┌─ RECORD EXCERPTS
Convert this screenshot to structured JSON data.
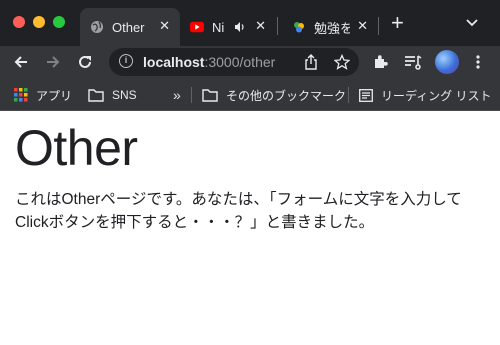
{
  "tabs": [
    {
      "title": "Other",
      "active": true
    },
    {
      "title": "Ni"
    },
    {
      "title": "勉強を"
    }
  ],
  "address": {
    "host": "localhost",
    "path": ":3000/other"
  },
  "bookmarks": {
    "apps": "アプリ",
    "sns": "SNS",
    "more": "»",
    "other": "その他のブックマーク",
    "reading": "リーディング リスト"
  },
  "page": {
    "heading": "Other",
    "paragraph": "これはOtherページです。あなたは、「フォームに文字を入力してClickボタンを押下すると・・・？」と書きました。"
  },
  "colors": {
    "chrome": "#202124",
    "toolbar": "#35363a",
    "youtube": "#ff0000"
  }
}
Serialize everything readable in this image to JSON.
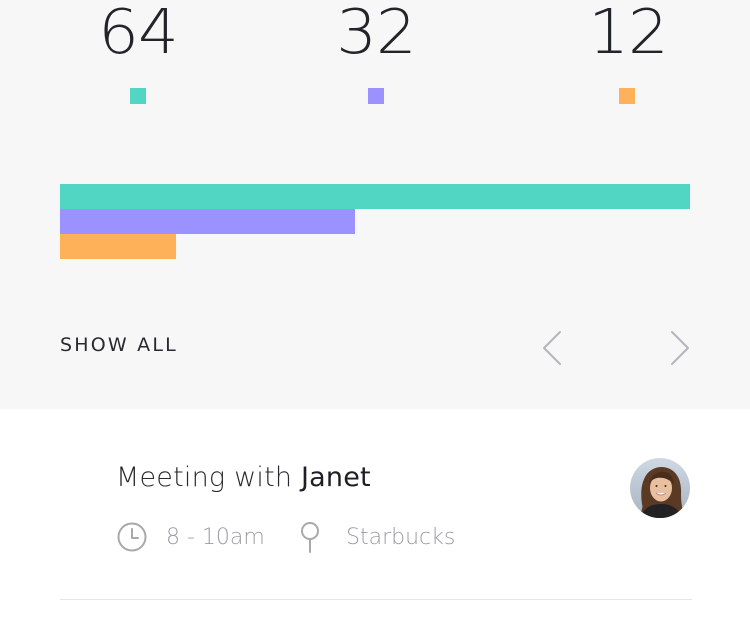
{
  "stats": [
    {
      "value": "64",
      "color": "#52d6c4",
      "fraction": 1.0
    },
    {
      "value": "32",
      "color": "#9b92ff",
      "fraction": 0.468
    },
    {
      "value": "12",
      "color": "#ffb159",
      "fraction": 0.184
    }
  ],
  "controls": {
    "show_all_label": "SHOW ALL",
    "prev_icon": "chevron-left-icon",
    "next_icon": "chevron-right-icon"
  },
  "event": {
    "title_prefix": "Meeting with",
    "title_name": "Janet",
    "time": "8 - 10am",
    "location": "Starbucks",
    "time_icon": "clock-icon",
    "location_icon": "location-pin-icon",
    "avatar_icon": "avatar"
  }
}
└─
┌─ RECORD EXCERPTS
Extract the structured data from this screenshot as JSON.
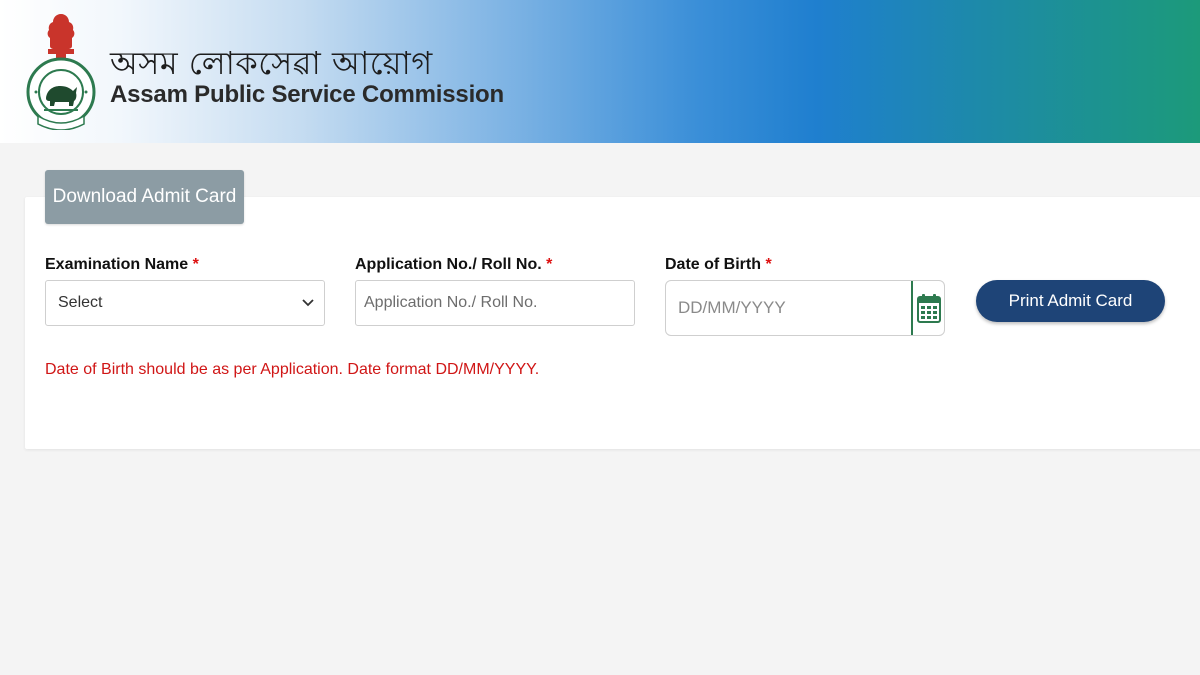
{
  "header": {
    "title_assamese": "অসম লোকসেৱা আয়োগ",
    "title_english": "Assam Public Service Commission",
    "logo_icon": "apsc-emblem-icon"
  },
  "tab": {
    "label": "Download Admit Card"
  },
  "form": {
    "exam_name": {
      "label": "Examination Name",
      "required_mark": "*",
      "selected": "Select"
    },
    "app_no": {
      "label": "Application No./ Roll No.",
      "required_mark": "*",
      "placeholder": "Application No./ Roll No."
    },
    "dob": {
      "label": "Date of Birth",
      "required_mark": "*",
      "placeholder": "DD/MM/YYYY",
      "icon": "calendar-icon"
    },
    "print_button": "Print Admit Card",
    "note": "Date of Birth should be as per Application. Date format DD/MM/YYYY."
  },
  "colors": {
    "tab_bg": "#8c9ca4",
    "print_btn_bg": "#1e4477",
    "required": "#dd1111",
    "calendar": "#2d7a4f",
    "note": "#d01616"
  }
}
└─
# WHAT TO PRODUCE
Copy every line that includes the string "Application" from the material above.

# SOLUTION BELOW
      "label": "Application No./ Roll No.",
      "placeholder": "Application No./ Roll No."
    "note": "Date of Birth should be as per Application. Date format DD/MM/YYYY."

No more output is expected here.